• **Task brief**
All the data should be repeated exactly. Any image in it is left out.

[Data for this task — start]

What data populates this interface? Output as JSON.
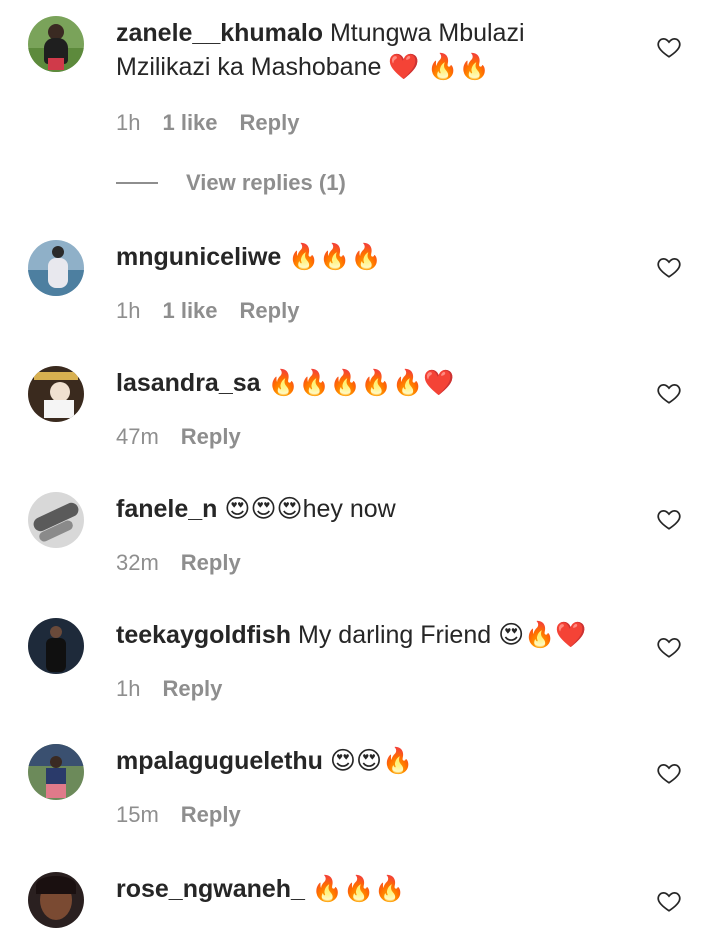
{
  "comments": [
    {
      "username": "zanele__khumalo",
      "text_line1": "Mtungwa Mbulazi",
      "text_line2": "Mzilikazi ka Mashobane",
      "emoji": "❤️ 🔥🔥",
      "time": "1h",
      "likes": "1 like",
      "reply": "Reply",
      "avatar_color": "#7aa35a"
    },
    {
      "username": "mnguniceliwe",
      "text": "",
      "emoji": "🔥🔥🔥",
      "time": "1h",
      "likes": "1 like",
      "reply": "Reply",
      "avatar_color": "#6f8fa8"
    },
    {
      "username": "lasandra_sa",
      "text": "",
      "emoji": "🔥🔥🔥🔥🔥❤️",
      "time": "47m",
      "likes": "",
      "reply": "Reply",
      "avatar_color": "#3a2a1e"
    },
    {
      "username": "fanele_n",
      "text": "hey now",
      "emoji": "😍😍😍",
      "time": "32m",
      "likes": "",
      "reply": "Reply",
      "avatar_color": "#9a9a9a"
    },
    {
      "username": "teekaygoldfish",
      "text": "My darling Friend",
      "emoji": "😍🔥❤️",
      "time": "1h",
      "likes": "",
      "reply": "Reply",
      "avatar_color": "#1e2a3a"
    },
    {
      "username": "mpalaguguelethu",
      "text": "",
      "emoji": "😍😍🔥",
      "time": "15m",
      "likes": "",
      "reply": "Reply",
      "avatar_color": "#6c8a5a"
    },
    {
      "username": "rose_ngwaneh_",
      "text": "",
      "emoji": "🔥🔥🔥",
      "time": "",
      "likes": "",
      "reply": "",
      "avatar_color": "#2a2020"
    }
  ],
  "view_replies": "View replies (1)",
  "colors": {
    "text": "#262626",
    "muted": "#8e8e8e",
    "background": "#ffffff"
  }
}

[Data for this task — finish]

• **Solution for this task**
What data populates this interface? Output as JSON.
{
  "comments": [
    {
      "username": "zanele__khumalo",
      "text_line1": "Mtungwa Mbulazi",
      "text_line2": "Mzilikazi ka Mashobane",
      "emoji": "❤️ 🔥🔥",
      "time": "1h",
      "likes": "1 like",
      "reply": "Reply",
      "avatar_color": "#7aa35a"
    },
    {
      "username": "mnguniceliwe",
      "text": "",
      "emoji": "🔥🔥🔥",
      "time": "1h",
      "likes": "1 like",
      "reply": "Reply",
      "avatar_color": "#6f8fa8"
    },
    {
      "username": "lasandra_sa",
      "text": "",
      "emoji": "🔥🔥🔥🔥🔥❤️",
      "time": "47m",
      "likes": "",
      "reply": "Reply",
      "avatar_color": "#3a2a1e"
    },
    {
      "username": "fanele_n",
      "text": "hey now",
      "emoji": "😍😍😍",
      "time": "32m",
      "likes": "",
      "reply": "Reply",
      "avatar_color": "#9a9a9a"
    },
    {
      "username": "teekaygoldfish",
      "text": "My darling Friend",
      "emoji": "😍🔥❤️",
      "time": "1h",
      "likes": "",
      "reply": "Reply",
      "avatar_color": "#1e2a3a"
    },
    {
      "username": "mpalaguguelethu",
      "text": "",
      "emoji": "😍😍🔥",
      "time": "15m",
      "likes": "",
      "reply": "Reply",
      "avatar_color": "#6c8a5a"
    },
    {
      "username": "rose_ngwaneh_",
      "text": "",
      "emoji": "🔥🔥🔥",
      "time": "",
      "likes": "",
      "reply": "",
      "avatar_color": "#2a2020"
    }
  ],
  "view_replies": "View replies (1)",
  "colors": {
    "text": "#262626",
    "muted": "#8e8e8e",
    "background": "#ffffff"
  }
}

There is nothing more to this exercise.